Almost Doctor Who:
Happy Accidents

Film Barely seen by anyone on initial release a decade ago but recently gifted a dvd release (and good lord is now watchable perfectly leagally on Netflix) Brad Anderson's film Happy Accidents is an urban Starman-like romance. Marisa Tormei’s serial dating failure Ruby meets Vincent D’Onofrio’s hipster Sam in the park and although he’s kind of eccentric, he’s no worse than most of the mouth breathers she’s previously had to deal with and they begin dating.

At which point he decides to dump a mass of exposition on her about his past, that he’s a time traveller, from the future, that he’s been searching for her because of photograph he found in a junk shop and to describe any more would be to spoil the rest of what is an entertaining piece of Sundance indie which is worth seeing even if you're not entirely convinced by anything else I'm about to write. Just don't look at anything else I've seen online. It all gives the game away.

The most immediate similarity is with the tv movie and the moment when the newly regenerated Eighth Doctor is also babbling about Gallifrey and the Master, Tormei’s blasé reaction mirroring Grace’s acceptance that her world is changing so she’d best just go with it. Arguably Rose too, through in the first couple of episodes of nu-Who the Doctor is rather more reticent about his past thanks to Russell T Davies only writing in enough to gain a new audience's attention.
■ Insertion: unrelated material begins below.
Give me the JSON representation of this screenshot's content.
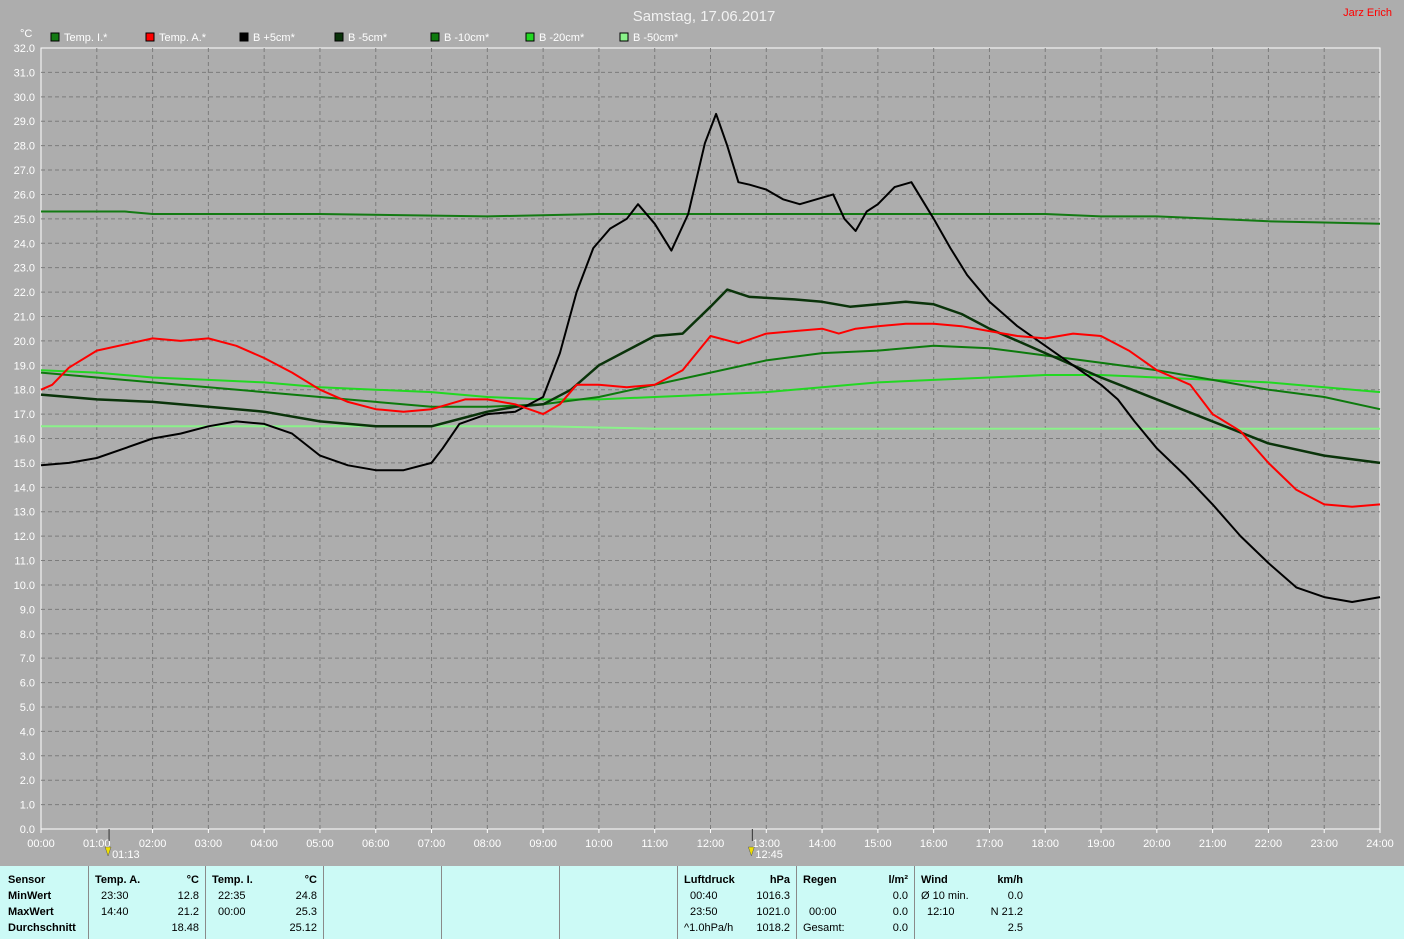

At first this seems like coincidence; these are the kinds of relationship tropes or emotional beats that are typical to this kind of story and the central question of whether Sam’s lying or not reflect’s similar posers in everything from K-Pax, to The Man From Earth to Starman to the surreal Starry Night featuring a man who looks like and thinks he may well be Vincent Van Gogh.

Then about an hour in to Happy Accidents, there’s a line of dialogue which literally made me spill tea on my lap because it was in my mouth when I started laughing. It’s in one of the long expositional scenes when Sam’s attempting to convince Ruby of his sincerity and she’s looking at him as though he’s as nuts as she’s slowly becoming convinced he is.

He’s describing the kinds of time travel which are possible and says that “Blinovitch's Second Law of Temporal Inertia – blah blah blah”. The blahs are were I was looking for a towel to mop up the beverage. On rewinding and listening again, though he doesn’t use “limitation effect”, he’s making up new Blinovitch laws about what is and isn’t possible which someone has helpful jotted down on the (oh yes) wikipedia page:
"Blinovitch's Second Law of Temporal Inertia" apparently states that is impossible to time travel in your own lifetime. One can only time travel to the distant past, and only small changes in history are possible, which will "dampen out" by the time they reach the relative present.

"Blinovitch's Fifth Law of Causal Determination" resolves (in an unspecified manner) all paradoxes involved with time travel.
In the midst of this most American of indie sci-fi adventures, Vincent D’Onofrio uses one of the stone cold canonical names from Doctor Who and in such a way that for a brief moment (well not that brief probably), I wondered if I’d been oblivious to something all these years and it was an actual scientific law. I even headed straight to Google to check, hence knowing that a wikipedia page exists on the subject, which proved very handy come the Christmas special and the malarchy surrounding the finale.

Originally created by Terrance Dicks and Barry Letts to explain why Day of the Daleks doesn’t make any sense it is pure fiction and writer/director Anderson is simply tipping his hat to one of his inspirations, which suggeststhe similarities with the tv movie might not be so coincidental. But by the end of the film, since there’s nothing else in the story that Lance Parkin could pinch his nose over, I pretty much decided I was watching something set in the Doctor Who universe. The dvd now sits on the same shelf as Torchwood and The Sarah Jane Adventures.

1 comment:

  1. I love that movie. And I noticed the Dr. Who connection as well, when I first saw it. It's a lot of fun, and I really like Brad Anderson, who seems to pick random genres for each film he does.